    8 years ago on Introduction

    So... it's been a few years since the last post, but I'll add my 2 cents anyway...

    Just happened upon your instructable, and again, I'm looking for a portable gaming table for my Warhammer 40k habits, but I think I'll be trying to construct it with aluminum tubing for the legs and cross-members rather than wood. It doesn't need to be all that sturdy for a bunch of plastic miniatures, so aluminum will still be way more than enough for the job, but should lighten up the weight of the project considerably.

    Thanks for this dude, I really appreciate it.


    12 years ago on Introduction

    I could see making one of these for gaming, although I would swap the peg board and the white board so you could hang dice bags and such off the edge. How much weight will it take?


    Reply 9 years ago on Introduction

    Lo i play war hammer 40k so gonna make me a table for gaming Go Space Marines


    Reply 12 years ago on Introduction

    I meant to put something about the weight in. It will depend on the materials you use. My version will support 50 lbs easy. This one came out heavier then anticipated. I should have gone with 1" X 2"s. While it would have held less, it would have been lighter to carry. If you make a game table you could reverse the top or put the covering material on both sides leaving some pockets for dice, chips, etc. Also you may want to consider my cardboard & cloth idea. It will save you weight and cost of material, plus I think it would be better to play on. Please let me know how yours turns out.

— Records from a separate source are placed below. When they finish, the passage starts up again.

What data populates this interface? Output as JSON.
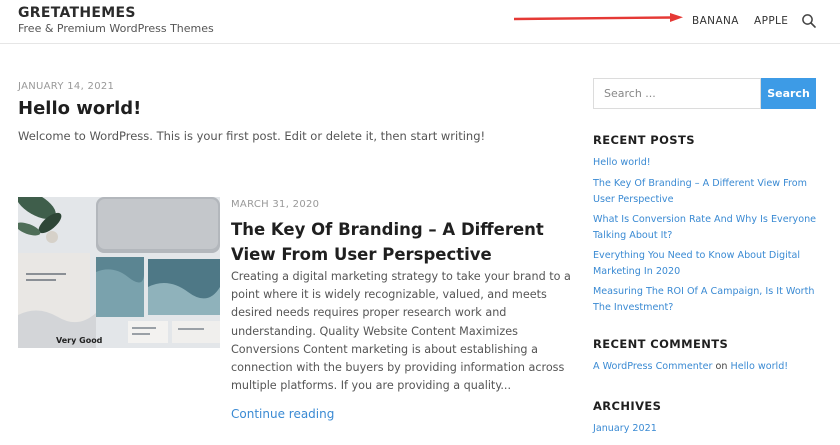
{
  "site": {
    "title": "GRETATHEMES",
    "description": "Free & Premium WordPress Themes"
  },
  "nav": {
    "items": [
      "BANANA",
      "APPLE"
    ],
    "search_icon": "search-icon",
    "annotation_arrow_color": "#e53935"
  },
  "posts": [
    {
      "date": "JANUARY 14, 2021",
      "title": "Hello world!",
      "excerpt": "Welcome to WordPress. This is your first post. Edit or delete it, then start writing!"
    },
    {
      "date": "MARCH 31, 2020",
      "title": "The Key Of Branding – A Different View From User Perspective",
      "excerpt": "Creating a digital marketing strategy to take your brand to a point where it is widely recognizable, valued, and meets desired needs requires proper research work and understanding. Quality Website Content Maximizes Conversions Content marketing is about establishing a connection with the buyers by providing information across multiple platforms. If you are providing a quality...",
      "thumbnail_caption": "Very Good",
      "continue_label": "Continue reading"
    }
  ],
  "sidebar": {
    "search_placeholder": "Search ...",
    "search_button": "Search",
    "recent_posts_title": "RECENT POSTS",
    "recent_posts": [
      "Hello world!",
      "The Key Of Branding – A Different View From User Perspective",
      "What Is Conversion Rate And Why Is Everyone Talking About It?",
      "Everything You Need to Know About Digital Marketing In 2020",
      "Measuring The ROI Of A Campaign, Is It Worth The Investment?"
    ],
    "recent_comments_title": "RECENT COMMENTS",
    "recent_comment": {
      "author": "A WordPress Commenter",
      "connector": "on",
      "post": "Hello world!"
    },
    "archives_title": "ARCHIVES",
    "archives": [
      "January 2021"
    ]
  },
  "colors": {
    "accent": "#3d9be6",
    "link": "#3a8ad3"
  }
}
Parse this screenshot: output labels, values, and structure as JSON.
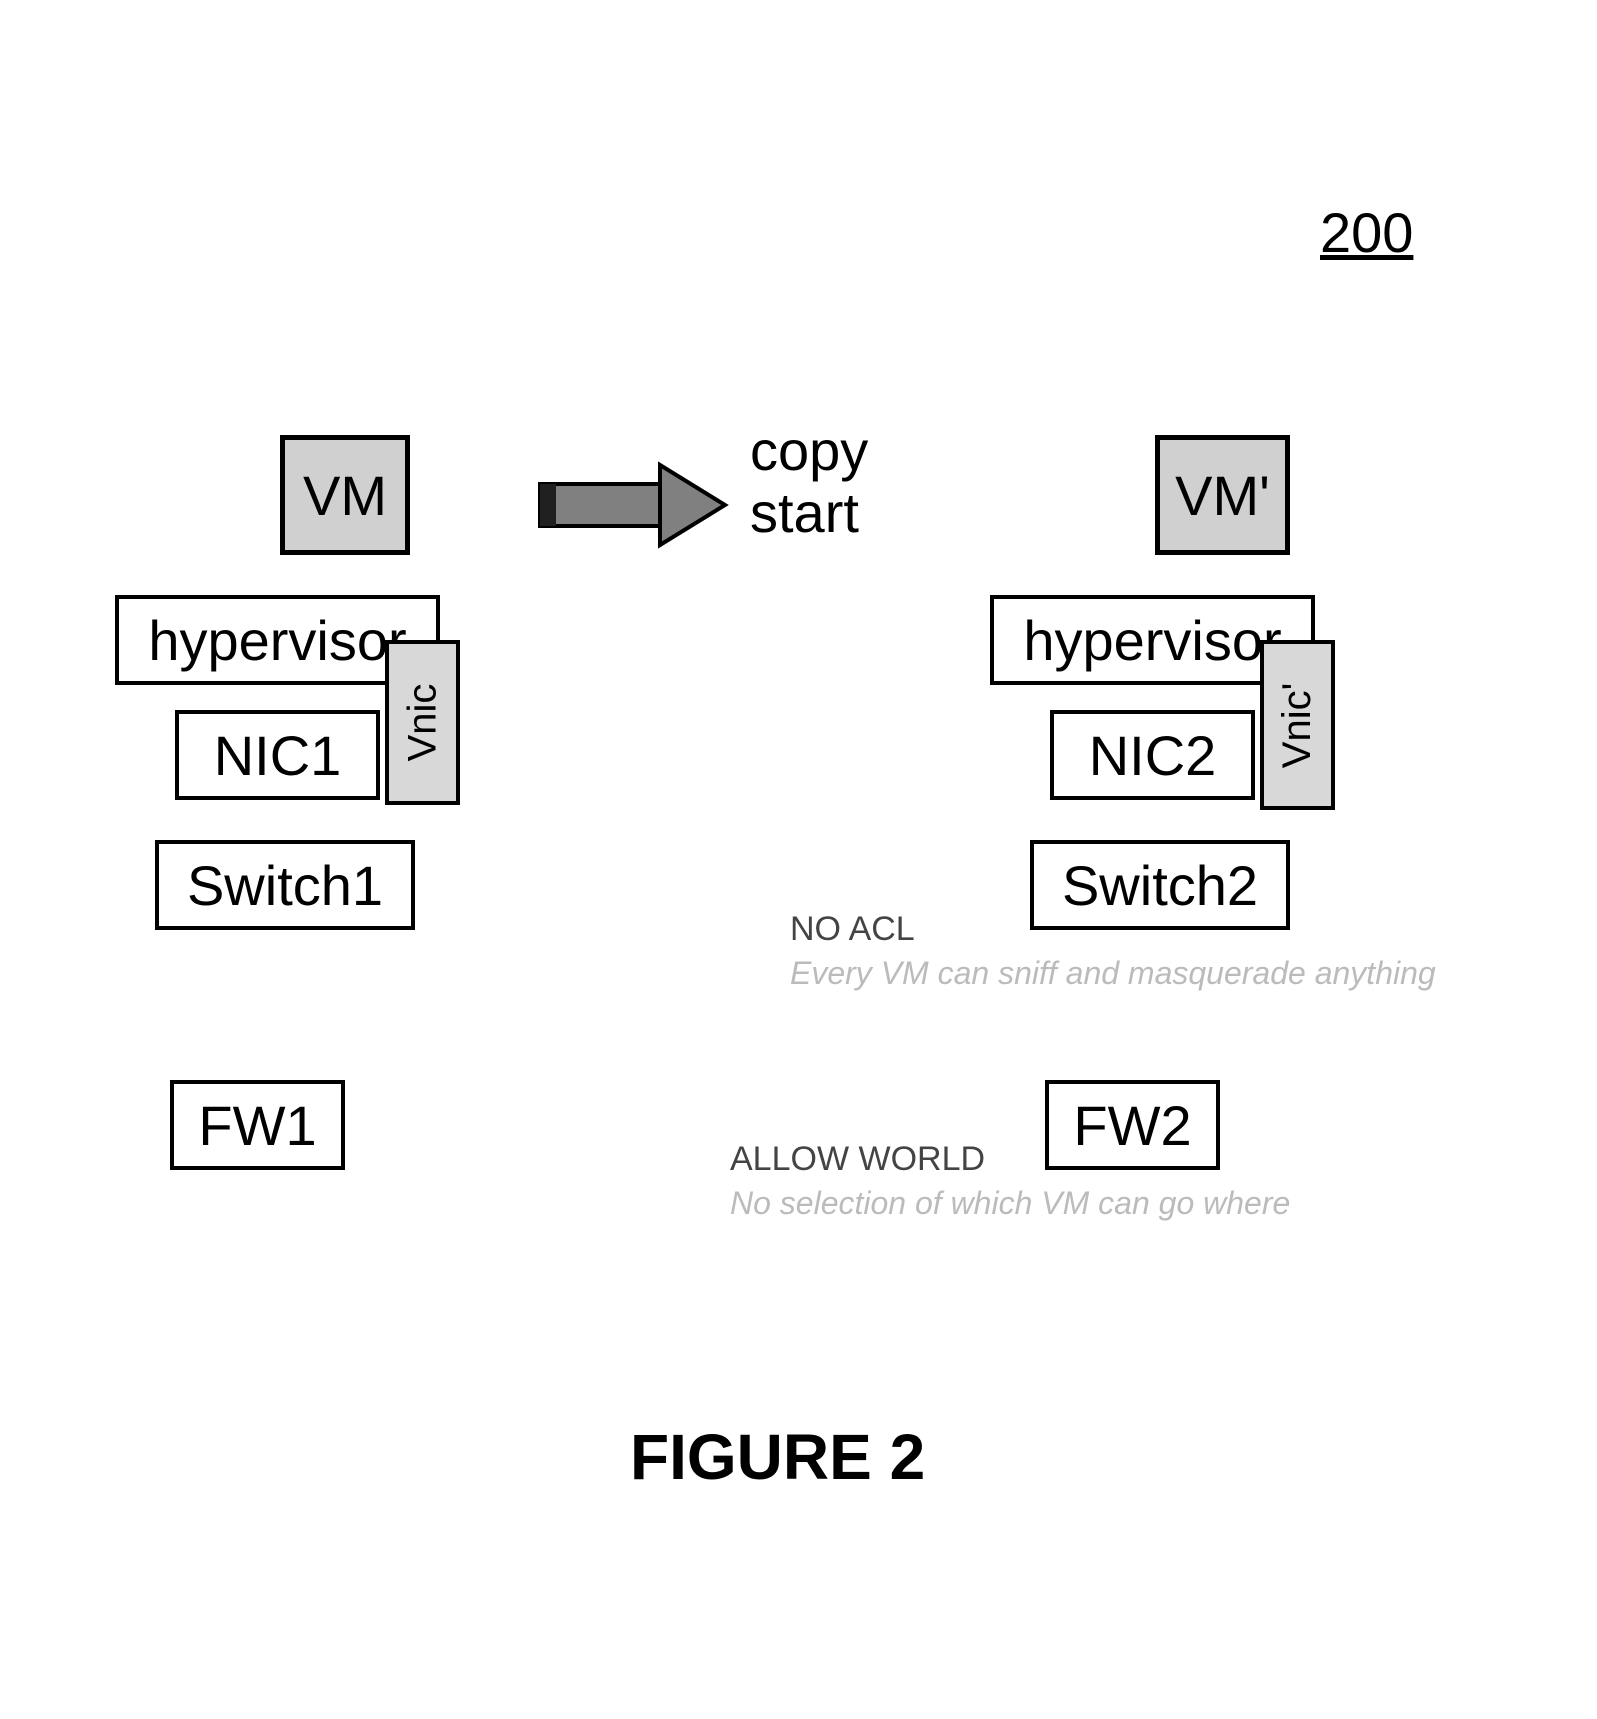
{
  "ref_number": "200",
  "fig_label": "FIGURE 2",
  "copy_label_line1": "copy",
  "copy_label_line2": "start",
  "left_stack": {
    "vm": "VM",
    "hypervisor": "hypervisor",
    "nic": "NIC1",
    "vnic": "Vnic",
    "switch": "Switch1",
    "fw": "FW1"
  },
  "right_stack": {
    "vm": "VM'",
    "hypervisor": "hypervisor",
    "nic": "NIC2",
    "vnic": "Vnic'",
    "switch": "Switch2",
    "fw": "FW2"
  },
  "annot1_head": "NO ACL",
  "annot1_sub": "Every VM can sniff and masquerade anything",
  "annot2_head": "ALLOW WORLD",
  "annot2_sub": "No selection of which VM can go where"
}
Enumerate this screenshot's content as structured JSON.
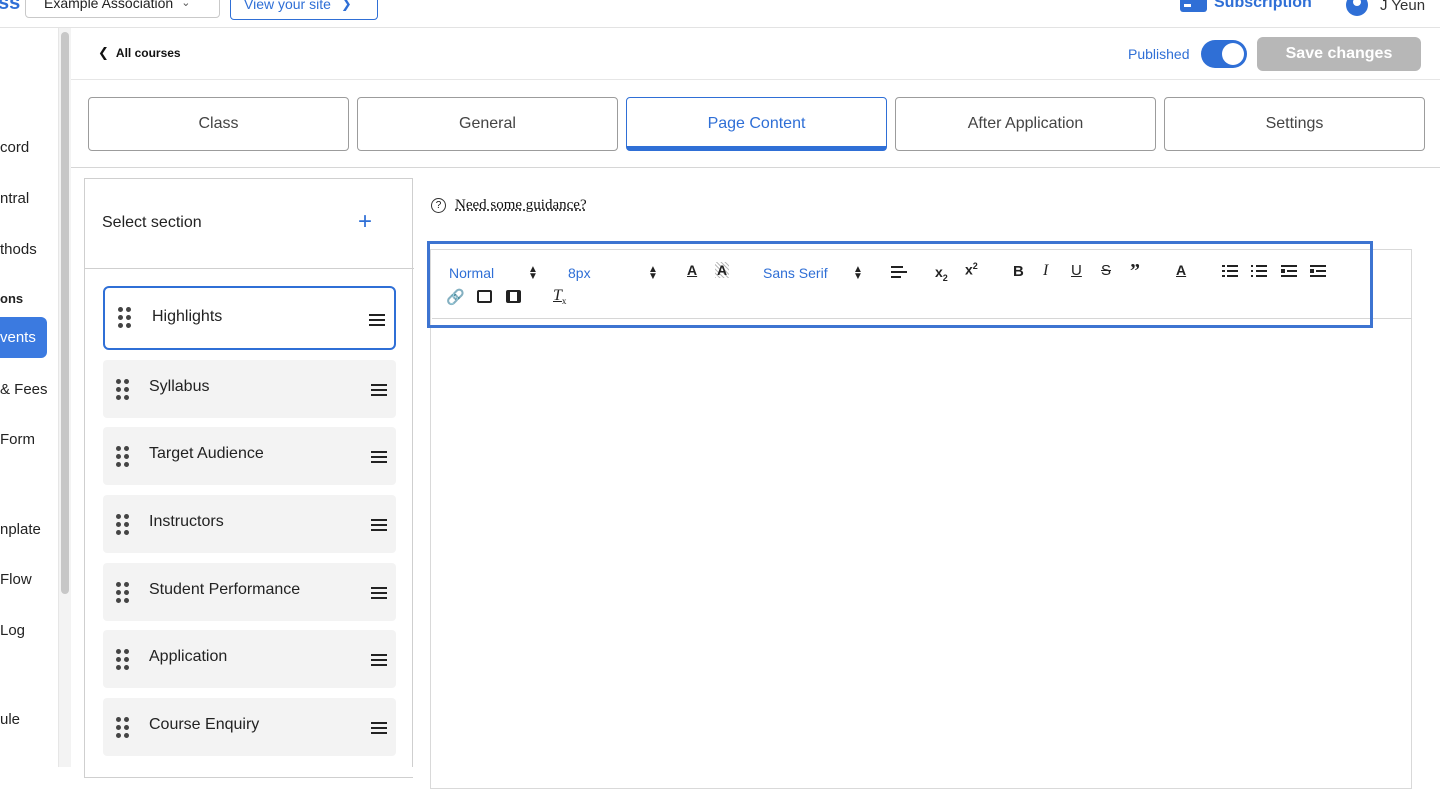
{
  "topbar": {
    "brand": "ss",
    "org_select": "Example Association",
    "view_site": "View your site",
    "subscription": "Subscription",
    "user": "J Yeun"
  },
  "leftnav": {
    "items": [
      "cord",
      "ntral",
      "thods",
      "ons",
      "vents",
      "& Fees",
      "Form",
      "nplate",
      "Flow",
      "Log",
      "ule"
    ]
  },
  "header": {
    "back": "All courses",
    "published_label": "Published",
    "published": true,
    "save_label": "Save changes"
  },
  "tabs": [
    {
      "label": "Class"
    },
    {
      "label": "General"
    },
    {
      "label": "Page Content"
    },
    {
      "label": "After Application"
    },
    {
      "label": "Settings"
    }
  ],
  "sections": {
    "title": "Select section",
    "items": [
      {
        "label": "Highlights"
      },
      {
        "label": "Syllabus"
      },
      {
        "label": "Target Audience"
      },
      {
        "label": "Instructors"
      },
      {
        "label": "Student Performance"
      },
      {
        "label": "Application"
      },
      {
        "label": "Course Enquiry"
      }
    ]
  },
  "editor": {
    "guidance": "Need some guidance?",
    "toolbar": {
      "format": "Normal",
      "size": "8px",
      "font": "Sans Serif"
    }
  },
  "colors": {
    "accent": "#2f6fd6",
    "save_disabled": "#b7b7b7"
  }
}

    Reply 12 years ago on Introduction

    I actually like the idea of a white board so you could draw maps or keep track of stats right on the table.


    Reply 12 years ago on Introduction

    I hadn't thought of that! Cooler still.


    11 years ago on Step 5

    Is it possible to get a closeup of how the legs are stored? I see you've bent some strapping. How do you store and remove the legs? How is the holder made and attached to the frame?